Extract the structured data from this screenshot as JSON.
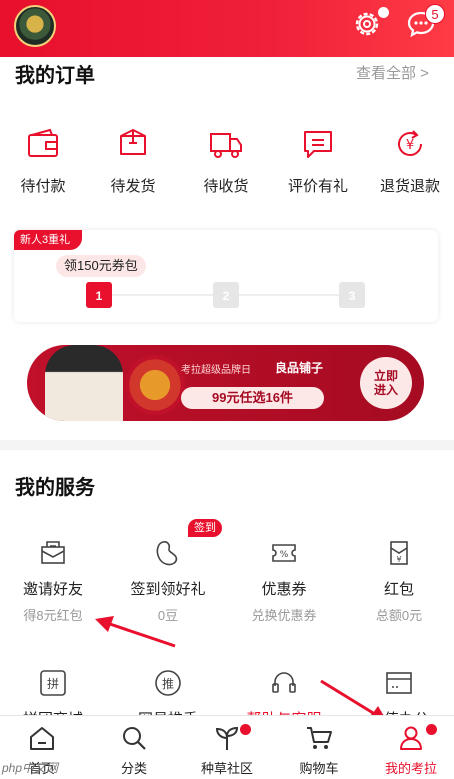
{
  "header": {
    "message_count": "5"
  },
  "orders": {
    "title": "我的订单",
    "see_all": "查看全部 >",
    "items": [
      {
        "label": "待付款",
        "icon": "wallet-icon"
      },
      {
        "label": "待发货",
        "icon": "box-icon"
      },
      {
        "label": "待收货",
        "icon": "truck-icon"
      },
      {
        "label": "评价有礼",
        "icon": "comment-icon"
      },
      {
        "label": "退货退款",
        "icon": "refund-icon"
      }
    ]
  },
  "newbie": {
    "tag": "新人3重礼",
    "coupon": "领150元券包",
    "steps": [
      "1",
      "2",
      "3"
    ]
  },
  "banner": {
    "tagline": "考拉超级品牌日",
    "brand": "良品铺子",
    "offer": "99元任选16件",
    "cta_line1": "立即",
    "cta_line2": "进入"
  },
  "services": {
    "title": "我的服务",
    "sign_badge": "签到",
    "row1": [
      {
        "name": "邀请好友",
        "sub": "得8元红包",
        "icon": "envelope-icon"
      },
      {
        "name": "签到领好礼",
        "sub": "0豆",
        "icon": "bean-icon"
      },
      {
        "name": "优惠券",
        "sub": "兑换优惠券",
        "icon": "coupon-icon"
      },
      {
        "name": "红包",
        "sub": "总额0元",
        "icon": "red-packet-icon"
      }
    ],
    "row2": [
      {
        "name": "拼团商城",
        "icon": "pin-icon"
      },
      {
        "name": "网易推手",
        "icon": "tui-icon"
      },
      {
        "name": "帮助与客服",
        "icon": "headset-icon"
      },
      {
        "name": "增值办公",
        "icon": "card-icon"
      }
    ]
  },
  "tabbar": {
    "items": [
      {
        "label": "首页",
        "icon": "home-icon"
      },
      {
        "label": "分类",
        "icon": "search-icon"
      },
      {
        "label": "种草社区",
        "icon": "sprout-icon"
      },
      {
        "label": "购物车",
        "icon": "cart-icon"
      },
      {
        "label": "我的考拉",
        "icon": "user-icon"
      }
    ]
  },
  "watermark": "php中文网",
  "colors": {
    "brand_red": "#e8102c",
    "muted_gray": "#999999"
  }
}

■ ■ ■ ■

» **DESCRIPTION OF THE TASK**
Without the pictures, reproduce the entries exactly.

» **OUTPUT OF THE TASK**
Extract the structured data from this screenshot as JSON.
{
  "header": {
    "message_count": "5"
  },
  "orders": {
    "title": "我的订单",
    "see_all": "查看全部 >",
    "items": [
      {
        "label": "待付款",
        "icon": "wallet-icon"
      },
      {
        "label": "待发货",
        "icon": "box-icon"
      },
      {
        "label": "待收货",
        "icon": "truck-icon"
      },
      {
        "label": "评价有礼",
        "icon": "comment-icon"
      },
      {
        "label": "退货退款",
        "icon": "refund-icon"
      }
    ]
  },
  "newbie": {
    "tag": "新人3重礼",
    "coupon": "领150元券包",
    "steps": [
      "1",
      "2",
      "3"
    ]
  },
  "banner": {
    "tagline": "考拉超级品牌日",
    "brand": "良品铺子",
    "offer": "99元任选16件",
    "cta_line1": "立即",
    "cta_line2": "进入"
  },
  "services": {
    "title": "我的服务",
    "sign_badge": "签到",
    "row1": [
      {
        "name": "邀请好友",
        "sub": "得8元红包",
        "icon": "envelope-icon"
      },
      {
        "name": "签到领好礼",
        "sub": "0豆",
        "icon": "bean-icon"
      },
      {
        "name": "优惠券",
        "sub": "兑换优惠券",
        "icon": "coupon-icon"
      },
      {
        "name": "红包",
        "sub": "总额0元",
        "icon": "red-packet-icon"
      }
    ],
    "row2": [
      {
        "name": "拼团商城",
        "icon": "pin-icon"
      },
      {
        "name": "网易推手",
        "icon": "tui-icon"
      },
      {
        "name": "帮助与客服",
        "icon": "headset-icon"
      },
      {
        "name": "增值办公",
        "icon": "card-icon"
      }
    ]
  },
  "tabbar": {
    "items": [
      {
        "label": "首页",
        "icon": "home-icon"
      },
      {
        "label": "分类",
        "icon": "search-icon"
      },
      {
        "label": "种草社区",
        "icon": "sprout-icon"
      },
      {
        "label": "购物车",
        "icon": "cart-icon"
      },
      {
        "label": "我的考拉",
        "icon": "user-icon"
      }
    ]
  },
  "watermark": "php中文网",
  "colors": {
    "brand_red": "#e8102c",
    "muted_gray": "#999999"
  }
}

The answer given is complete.